Though topline numbers clearly show how large—and growing—the disparities are between Black and White families’ wealth and income in the United States, these numbers have other, less-discussed consequences. Lynnette Khalfani-Cox writes for Vox that those Black households able to achieve a certain level of wealth face higher barriers than White households to growing that wealth. Longstanding discrimination limited Black families’ reliance on social safety net programs and access to wealth-building opportunities. And systemic inequality inhibited Black intergenerational mobility such that better-off Black families frequently relied on financial support from other family members who have not reached the same standard of living or have high levels of debt. This so-called Black tax—“the obligations of first-in-the-family college graduates, professionals, or others who ‘make it’ to assist their family members,” explains Khalfani-Cox—has implications on economic mobility and opportunity. The Black tax reduces overall wealth among Black families and their ability to save, invest, and grow their money, undoubtedly contributing to racial wealth disparities in the United States both now and in the future.

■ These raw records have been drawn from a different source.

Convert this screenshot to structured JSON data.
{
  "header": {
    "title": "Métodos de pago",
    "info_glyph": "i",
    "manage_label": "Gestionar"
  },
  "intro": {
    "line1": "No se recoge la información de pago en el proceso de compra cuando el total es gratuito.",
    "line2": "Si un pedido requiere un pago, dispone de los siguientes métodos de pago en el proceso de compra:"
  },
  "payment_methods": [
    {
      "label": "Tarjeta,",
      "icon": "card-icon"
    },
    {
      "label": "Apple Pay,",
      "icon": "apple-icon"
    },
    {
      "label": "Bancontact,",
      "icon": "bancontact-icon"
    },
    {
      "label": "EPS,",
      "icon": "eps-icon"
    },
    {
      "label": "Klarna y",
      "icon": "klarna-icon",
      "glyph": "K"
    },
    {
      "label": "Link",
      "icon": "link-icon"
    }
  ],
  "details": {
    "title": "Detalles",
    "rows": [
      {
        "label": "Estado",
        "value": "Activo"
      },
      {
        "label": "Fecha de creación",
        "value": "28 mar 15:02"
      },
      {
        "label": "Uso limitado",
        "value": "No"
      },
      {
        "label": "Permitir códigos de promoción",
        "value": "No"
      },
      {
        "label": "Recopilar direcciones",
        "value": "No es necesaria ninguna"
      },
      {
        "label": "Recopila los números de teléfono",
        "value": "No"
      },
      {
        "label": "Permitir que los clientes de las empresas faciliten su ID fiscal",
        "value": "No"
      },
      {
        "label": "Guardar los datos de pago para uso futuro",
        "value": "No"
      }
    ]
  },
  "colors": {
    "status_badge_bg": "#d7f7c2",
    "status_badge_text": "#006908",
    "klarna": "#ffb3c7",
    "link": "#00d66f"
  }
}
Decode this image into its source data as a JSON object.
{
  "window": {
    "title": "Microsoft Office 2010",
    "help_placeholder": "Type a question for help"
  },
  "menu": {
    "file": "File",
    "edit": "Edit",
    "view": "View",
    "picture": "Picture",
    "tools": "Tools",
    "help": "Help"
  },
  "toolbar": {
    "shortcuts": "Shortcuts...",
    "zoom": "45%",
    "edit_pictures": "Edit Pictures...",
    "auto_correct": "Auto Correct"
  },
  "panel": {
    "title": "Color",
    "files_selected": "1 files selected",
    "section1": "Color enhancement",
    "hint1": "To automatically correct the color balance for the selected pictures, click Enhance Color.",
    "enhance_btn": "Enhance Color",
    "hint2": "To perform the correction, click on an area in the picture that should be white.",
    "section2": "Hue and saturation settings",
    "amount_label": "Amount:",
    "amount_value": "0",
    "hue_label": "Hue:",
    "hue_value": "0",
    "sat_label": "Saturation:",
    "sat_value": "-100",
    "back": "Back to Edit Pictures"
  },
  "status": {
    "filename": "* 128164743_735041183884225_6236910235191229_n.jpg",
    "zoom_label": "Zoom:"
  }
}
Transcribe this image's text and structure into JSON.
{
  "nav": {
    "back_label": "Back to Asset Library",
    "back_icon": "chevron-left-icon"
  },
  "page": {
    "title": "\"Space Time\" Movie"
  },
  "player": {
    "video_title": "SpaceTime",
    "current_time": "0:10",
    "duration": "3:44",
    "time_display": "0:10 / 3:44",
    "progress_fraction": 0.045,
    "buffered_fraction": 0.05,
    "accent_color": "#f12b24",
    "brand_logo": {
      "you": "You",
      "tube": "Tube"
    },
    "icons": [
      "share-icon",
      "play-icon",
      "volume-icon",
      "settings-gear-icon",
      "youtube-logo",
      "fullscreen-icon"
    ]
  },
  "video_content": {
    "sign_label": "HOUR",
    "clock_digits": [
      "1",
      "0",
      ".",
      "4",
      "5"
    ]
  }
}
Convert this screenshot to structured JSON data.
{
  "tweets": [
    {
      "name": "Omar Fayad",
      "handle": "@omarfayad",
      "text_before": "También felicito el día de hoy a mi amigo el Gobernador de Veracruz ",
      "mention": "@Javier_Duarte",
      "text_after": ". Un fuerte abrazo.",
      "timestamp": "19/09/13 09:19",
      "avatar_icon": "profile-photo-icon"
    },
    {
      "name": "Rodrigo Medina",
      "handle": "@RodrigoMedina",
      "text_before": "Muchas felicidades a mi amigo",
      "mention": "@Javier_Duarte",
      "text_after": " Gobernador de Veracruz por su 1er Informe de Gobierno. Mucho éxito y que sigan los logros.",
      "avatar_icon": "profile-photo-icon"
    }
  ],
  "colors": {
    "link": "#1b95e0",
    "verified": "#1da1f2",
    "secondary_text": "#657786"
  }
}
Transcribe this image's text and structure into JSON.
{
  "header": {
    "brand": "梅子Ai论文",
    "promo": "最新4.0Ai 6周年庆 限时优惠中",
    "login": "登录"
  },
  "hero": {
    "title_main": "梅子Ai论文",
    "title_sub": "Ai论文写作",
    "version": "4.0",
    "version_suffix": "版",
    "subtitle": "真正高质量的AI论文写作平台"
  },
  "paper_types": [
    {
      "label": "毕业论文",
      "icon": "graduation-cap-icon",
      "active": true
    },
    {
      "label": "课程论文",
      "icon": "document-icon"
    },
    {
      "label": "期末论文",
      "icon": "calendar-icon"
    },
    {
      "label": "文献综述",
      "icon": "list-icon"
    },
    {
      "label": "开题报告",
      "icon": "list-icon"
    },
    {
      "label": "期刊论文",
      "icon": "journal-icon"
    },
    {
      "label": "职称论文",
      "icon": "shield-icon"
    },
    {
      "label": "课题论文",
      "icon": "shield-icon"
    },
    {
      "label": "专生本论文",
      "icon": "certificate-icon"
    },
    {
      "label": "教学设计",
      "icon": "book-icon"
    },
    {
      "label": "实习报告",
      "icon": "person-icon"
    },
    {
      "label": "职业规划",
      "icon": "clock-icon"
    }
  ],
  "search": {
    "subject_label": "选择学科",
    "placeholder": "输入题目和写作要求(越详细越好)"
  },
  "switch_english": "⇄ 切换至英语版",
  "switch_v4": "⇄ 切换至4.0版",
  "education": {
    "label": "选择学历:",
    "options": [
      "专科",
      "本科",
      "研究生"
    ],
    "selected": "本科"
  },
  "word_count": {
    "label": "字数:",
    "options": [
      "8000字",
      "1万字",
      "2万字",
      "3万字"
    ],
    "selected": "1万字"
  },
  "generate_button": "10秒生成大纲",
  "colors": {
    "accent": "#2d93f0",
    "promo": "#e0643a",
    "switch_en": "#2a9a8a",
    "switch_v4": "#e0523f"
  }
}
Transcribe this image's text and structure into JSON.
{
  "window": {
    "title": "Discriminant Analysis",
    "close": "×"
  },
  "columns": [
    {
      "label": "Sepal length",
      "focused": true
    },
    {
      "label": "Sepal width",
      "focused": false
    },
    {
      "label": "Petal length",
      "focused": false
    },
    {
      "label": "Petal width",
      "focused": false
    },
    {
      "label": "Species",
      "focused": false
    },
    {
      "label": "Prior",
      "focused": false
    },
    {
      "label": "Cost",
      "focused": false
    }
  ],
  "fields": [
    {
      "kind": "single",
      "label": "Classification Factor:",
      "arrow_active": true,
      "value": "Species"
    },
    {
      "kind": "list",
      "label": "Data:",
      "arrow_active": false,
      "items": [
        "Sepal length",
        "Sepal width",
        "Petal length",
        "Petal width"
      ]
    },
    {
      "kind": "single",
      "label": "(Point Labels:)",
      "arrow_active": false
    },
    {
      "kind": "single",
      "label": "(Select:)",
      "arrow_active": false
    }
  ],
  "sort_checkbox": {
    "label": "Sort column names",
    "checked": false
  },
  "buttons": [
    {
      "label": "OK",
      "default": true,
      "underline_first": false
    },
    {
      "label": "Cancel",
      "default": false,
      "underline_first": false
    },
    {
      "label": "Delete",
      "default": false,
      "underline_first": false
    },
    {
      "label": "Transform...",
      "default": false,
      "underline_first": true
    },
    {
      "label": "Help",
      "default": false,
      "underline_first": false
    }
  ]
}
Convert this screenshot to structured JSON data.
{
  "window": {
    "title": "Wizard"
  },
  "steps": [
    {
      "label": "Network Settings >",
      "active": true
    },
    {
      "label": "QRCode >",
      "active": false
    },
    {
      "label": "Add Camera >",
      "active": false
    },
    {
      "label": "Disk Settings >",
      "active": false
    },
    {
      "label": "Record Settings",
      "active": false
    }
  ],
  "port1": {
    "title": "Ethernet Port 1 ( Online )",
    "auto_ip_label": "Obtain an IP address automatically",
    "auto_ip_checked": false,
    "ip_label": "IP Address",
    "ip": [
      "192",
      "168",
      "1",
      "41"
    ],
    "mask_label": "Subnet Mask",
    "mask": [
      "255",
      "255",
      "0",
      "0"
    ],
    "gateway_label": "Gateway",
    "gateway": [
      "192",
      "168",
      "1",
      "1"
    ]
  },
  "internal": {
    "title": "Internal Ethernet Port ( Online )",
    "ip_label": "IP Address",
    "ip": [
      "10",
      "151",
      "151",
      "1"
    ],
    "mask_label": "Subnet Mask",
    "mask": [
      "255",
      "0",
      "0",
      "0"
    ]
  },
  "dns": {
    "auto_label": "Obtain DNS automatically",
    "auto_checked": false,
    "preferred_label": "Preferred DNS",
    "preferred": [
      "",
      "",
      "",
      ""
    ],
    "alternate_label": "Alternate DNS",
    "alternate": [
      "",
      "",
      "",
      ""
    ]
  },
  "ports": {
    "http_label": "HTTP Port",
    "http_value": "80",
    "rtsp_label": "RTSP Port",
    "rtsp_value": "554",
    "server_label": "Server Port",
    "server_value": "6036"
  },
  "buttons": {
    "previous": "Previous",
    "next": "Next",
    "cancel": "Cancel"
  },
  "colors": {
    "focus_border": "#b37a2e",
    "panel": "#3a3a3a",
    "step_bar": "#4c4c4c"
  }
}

Figure is from Equitable Growth’s “Tax evasion at the top of the U.S. income distribution and how to fight it,” by Daniel Reck, Max Risch, and Gabriel Zucman.